What to do: Every line of the data must be set down exactly as shown.

[Opening Exercise data section]

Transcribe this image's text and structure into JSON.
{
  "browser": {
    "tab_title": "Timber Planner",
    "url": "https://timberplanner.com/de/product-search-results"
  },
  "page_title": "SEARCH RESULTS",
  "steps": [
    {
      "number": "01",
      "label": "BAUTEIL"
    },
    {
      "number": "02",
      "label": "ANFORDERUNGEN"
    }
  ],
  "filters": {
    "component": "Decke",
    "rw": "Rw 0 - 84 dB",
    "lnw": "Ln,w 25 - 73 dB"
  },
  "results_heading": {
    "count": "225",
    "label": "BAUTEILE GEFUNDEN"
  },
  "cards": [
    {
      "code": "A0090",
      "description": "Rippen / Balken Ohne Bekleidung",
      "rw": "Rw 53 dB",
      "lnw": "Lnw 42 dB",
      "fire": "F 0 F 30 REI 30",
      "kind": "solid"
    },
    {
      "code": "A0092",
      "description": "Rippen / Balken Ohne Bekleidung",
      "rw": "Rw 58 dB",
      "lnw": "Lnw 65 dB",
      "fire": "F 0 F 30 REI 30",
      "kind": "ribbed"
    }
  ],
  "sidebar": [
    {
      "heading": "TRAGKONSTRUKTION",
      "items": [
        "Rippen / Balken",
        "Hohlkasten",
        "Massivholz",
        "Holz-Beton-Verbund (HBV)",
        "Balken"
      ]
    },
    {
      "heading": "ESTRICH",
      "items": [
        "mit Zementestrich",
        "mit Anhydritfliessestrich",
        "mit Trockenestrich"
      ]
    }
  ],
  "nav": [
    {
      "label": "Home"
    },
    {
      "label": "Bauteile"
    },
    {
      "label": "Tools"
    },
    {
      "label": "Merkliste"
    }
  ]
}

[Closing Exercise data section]

Exercise result:
Transcribe this image's text and structure into JSON.
{
  "browser": {
    "tab_title": "Timber Planner",
    "url": "https://timberplanner.com/de/product-search-results"
  },
  "page_title": "SEARCH RESULTS",
  "steps": [
    {
      "number": "01",
      "label": "BAUTEIL"
    },
    {
      "number": "02",
      "label": "ANFORDERUNGEN"
    }
  ],
  "filters": {
    "component": "Decke",
    "rw": "Rw 0 - 84 dB",
    "lnw": "Ln,w 25 - 73 dB"
  },
  "results_heading": {
    "count": "225",
    "label": "BAUTEILE GEFUNDEN"
  },
  "cards": [
    {
      "code": "A0090",
      "description": "Rippen / Balken Ohne Bekleidung",
      "rw": "Rw 53 dB",
      "lnw": "Lnw 42 dB",
      "fire": "F 0 F 30 REI 30",
      "kind": "solid"
    },
    {
      "code": "A0092",
      "description": "Rippen / Balken Ohne Bekleidung",
      "rw": "Rw 58 dB",
      "lnw": "Lnw 65 dB",
      "fire": "F 0 F 30 REI 30",
      "kind": "ribbed"
    }
  ],
  "sidebar": [
    {
      "heading": "TRAGKONSTRUKTION",
      "items": [
        "Rippen / Balken",
        "Hohlkasten",
        "Massivholz",
        "Holz-Beton-Verbund (HBV)",
        "Balken"
      ]
    },
    {
      "heading": "ESTRICH",
      "items": [
        "mit Zementestrich",
        "mit Anhydritfliessestrich",
        "mit Trockenestrich"
      ]
    }
  ],
  "nav": [
    {
      "label": "Home"
    },
    {
      "label": "Bauteile"
    },
    {
      "label": "Tools"
    },
    {
      "label": "Merkliste"
    }
  ]
}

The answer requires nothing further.